*Stored records*
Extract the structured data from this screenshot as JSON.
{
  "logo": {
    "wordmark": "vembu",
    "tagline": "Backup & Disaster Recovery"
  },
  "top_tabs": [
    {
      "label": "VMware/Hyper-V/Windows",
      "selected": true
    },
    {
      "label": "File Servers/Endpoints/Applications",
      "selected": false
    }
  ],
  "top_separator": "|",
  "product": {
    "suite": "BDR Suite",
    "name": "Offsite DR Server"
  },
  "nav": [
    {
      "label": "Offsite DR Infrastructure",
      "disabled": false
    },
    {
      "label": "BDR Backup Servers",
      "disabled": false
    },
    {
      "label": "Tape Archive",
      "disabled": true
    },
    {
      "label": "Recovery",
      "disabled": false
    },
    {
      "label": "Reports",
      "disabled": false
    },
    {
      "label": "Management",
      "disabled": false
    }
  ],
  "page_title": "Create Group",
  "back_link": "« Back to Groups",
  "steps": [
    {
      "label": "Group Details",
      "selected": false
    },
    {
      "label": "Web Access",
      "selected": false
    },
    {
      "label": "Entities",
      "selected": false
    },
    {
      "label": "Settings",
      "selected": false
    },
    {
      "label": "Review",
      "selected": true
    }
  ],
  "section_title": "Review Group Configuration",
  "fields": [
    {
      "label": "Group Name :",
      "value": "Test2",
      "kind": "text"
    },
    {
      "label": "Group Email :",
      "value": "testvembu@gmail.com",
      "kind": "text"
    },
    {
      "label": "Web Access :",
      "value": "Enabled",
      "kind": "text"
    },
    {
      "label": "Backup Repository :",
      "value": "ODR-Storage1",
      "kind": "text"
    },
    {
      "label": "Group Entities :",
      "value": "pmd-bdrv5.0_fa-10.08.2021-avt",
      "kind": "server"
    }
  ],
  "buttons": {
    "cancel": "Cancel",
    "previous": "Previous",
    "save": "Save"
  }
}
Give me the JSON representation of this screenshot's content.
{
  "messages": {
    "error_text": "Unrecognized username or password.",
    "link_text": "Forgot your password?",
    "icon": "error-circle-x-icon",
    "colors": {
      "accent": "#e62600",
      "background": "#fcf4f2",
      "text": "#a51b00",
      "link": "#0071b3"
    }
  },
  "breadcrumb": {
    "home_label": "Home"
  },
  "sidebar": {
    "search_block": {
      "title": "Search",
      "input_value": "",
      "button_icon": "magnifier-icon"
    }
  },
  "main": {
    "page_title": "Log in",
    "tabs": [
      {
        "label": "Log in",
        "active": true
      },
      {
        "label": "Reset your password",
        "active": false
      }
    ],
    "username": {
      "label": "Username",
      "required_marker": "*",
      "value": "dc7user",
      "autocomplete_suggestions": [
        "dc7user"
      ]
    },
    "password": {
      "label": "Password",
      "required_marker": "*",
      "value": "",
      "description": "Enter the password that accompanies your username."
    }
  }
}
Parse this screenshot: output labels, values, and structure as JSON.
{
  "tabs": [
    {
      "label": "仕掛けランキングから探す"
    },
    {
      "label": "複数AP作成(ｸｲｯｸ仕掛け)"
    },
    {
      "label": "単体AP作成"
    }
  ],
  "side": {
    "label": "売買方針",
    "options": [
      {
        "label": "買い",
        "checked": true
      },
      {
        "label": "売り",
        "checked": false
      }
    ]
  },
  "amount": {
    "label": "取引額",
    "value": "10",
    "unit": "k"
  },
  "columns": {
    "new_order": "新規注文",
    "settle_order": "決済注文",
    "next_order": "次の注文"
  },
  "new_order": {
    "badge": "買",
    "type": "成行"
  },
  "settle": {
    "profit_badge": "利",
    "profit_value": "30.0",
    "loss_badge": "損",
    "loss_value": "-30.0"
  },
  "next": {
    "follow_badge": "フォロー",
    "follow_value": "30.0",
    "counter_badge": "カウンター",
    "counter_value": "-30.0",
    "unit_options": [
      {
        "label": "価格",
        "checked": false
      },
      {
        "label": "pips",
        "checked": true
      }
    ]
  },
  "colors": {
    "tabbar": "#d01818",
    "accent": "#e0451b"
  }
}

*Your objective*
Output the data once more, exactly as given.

*Written answer*
Extract the structured data from this screenshot as JSON.
{
  "logo": {
    "wordmark": "vembu",
    "tagline": "Backup & Disaster Recovery"
  },
  "top_tabs": [
    {
      "label": "VMware/Hyper-V/Windows",
      "selected": true
    },
    {
      "label": "File Servers/Endpoints/Applications",
      "selected": false
    }
  ],
  "top_separator": "|",
  "product": {
    "suite": "BDR Suite",
    "name": "Offsite DR Server"
  },
  "nav": [
    {
      "label": "Offsite DR Infrastructure",
      "disabled": false
    },
    {
      "label": "BDR Backup Servers",
      "disabled": false
    },
    {
      "label": "Tape Archive",
      "disabled": true
    },
    {
      "label": "Recovery",
      "disabled": false
    },
    {
      "label": "Reports",
      "disabled": false
    },
    {
      "label": "Management",
      "disabled": false
    }
  ],
  "page_title": "Create Group",
  "back_link": "« Back to Groups",
  "steps": [
    {
      "label": "Group Details",
      "selected": false
    },
    {
      "label": "Web Access",
      "selected": false
    },
    {
      "label": "Entities",
      "selected": false
    },
    {
      "label": "Settings",
      "selected": false
    },
    {
      "label": "Review",
      "selected": true
    }
  ],
  "section_title": "Review Group Configuration",
  "fields": [
    {
      "label": "Group Name :",
      "value": "Test2",
      "kind": "text"
    },
    {
      "label": "Group Email :",
      "value": "testvembu@gmail.com",
      "kind": "text"
    },
    {
      "label": "Web Access :",
      "value": "Enabled",
      "kind": "text"
    },
    {
      "label": "Backup Repository :",
      "value": "ODR-Storage1",
      "kind": "text"
    },
    {
      "label": "Group Entities :",
      "value": "pmd-bdrv5.0_fa-10.08.2021-avt",
      "kind": "server"
    }
  ],
  "buttons": {
    "cancel": "Cancel",
    "previous": "Previous",
    "save": "Save"
  }
}
Give me the JSON representation of this screenshot's content.
{
  "messages": {
    "error_text": "Unrecognized username or password.",
    "link_text": "Forgot your password?",
    "icon": "error-circle-x-icon",
    "colors": {
      "accent": "#e62600",
      "background": "#fcf4f2",
      "text": "#a51b00",
      "link": "#0071b3"
    }
  },
  "breadcrumb": {
    "home_label": "Home"
  },
  "sidebar": {
    "search_block": {
      "title": "Search",
      "input_value": "",
      "button_icon": "magnifier-icon"
    }
  },
  "main": {
    "page_title": "Log in",
    "tabs": [
      {
        "label": "Log in",
        "active": true
      },
      {
        "label": "Reset your password",
        "active": false
      }
    ],
    "username": {
      "label": "Username",
      "required_marker": "*",
      "value": "dc7user",
      "autocomplete_suggestions": [
        "dc7user"
      ]
    },
    "password": {
      "label": "Password",
      "required_marker": "*",
      "value": "",
      "description": "Enter the password that accompanies your username."
    }
  }
}
Parse this screenshot: output labels, values, and structure as JSON.
{
  "tabs": [
    {
      "label": "仕掛けランキングから探す"
    },
    {
      "label": "複数AP作成(ｸｲｯｸ仕掛け)"
    },
    {
      "label": "単体AP作成"
    }
  ],
  "side": {
    "label": "売買方針",
    "options": [
      {
        "label": "買い",
        "checked": true
      },
      {
        "label": "売り",
        "checked": false
      }
    ]
  },
  "amount": {
    "label": "取引額",
    "value": "10",
    "unit": "k"
  },
  "columns": {
    "new_order": "新規注文",
    "settle_order": "決済注文",
    "next_order": "次の注文"
  },
  "new_order": {
    "badge": "買",
    "type": "成行"
  },
  "settle": {
    "profit_badge": "利",
    "profit_value": "30.0",
    "loss_badge": "損",
    "loss_value": "-30.0"
  },
  "next": {
    "follow_badge": "フォロー",
    "follow_value": "30.0",
    "counter_badge": "カウンター",
    "counter_value": "-30.0",
    "unit_options": [
      {
        "label": "価格",
        "checked": false
      },
      {
        "label": "pips",
        "checked": true
      }
    ]
  },
  "colors": {
    "tabbar": "#d01818",
    "accent": "#e0451b"
  }
}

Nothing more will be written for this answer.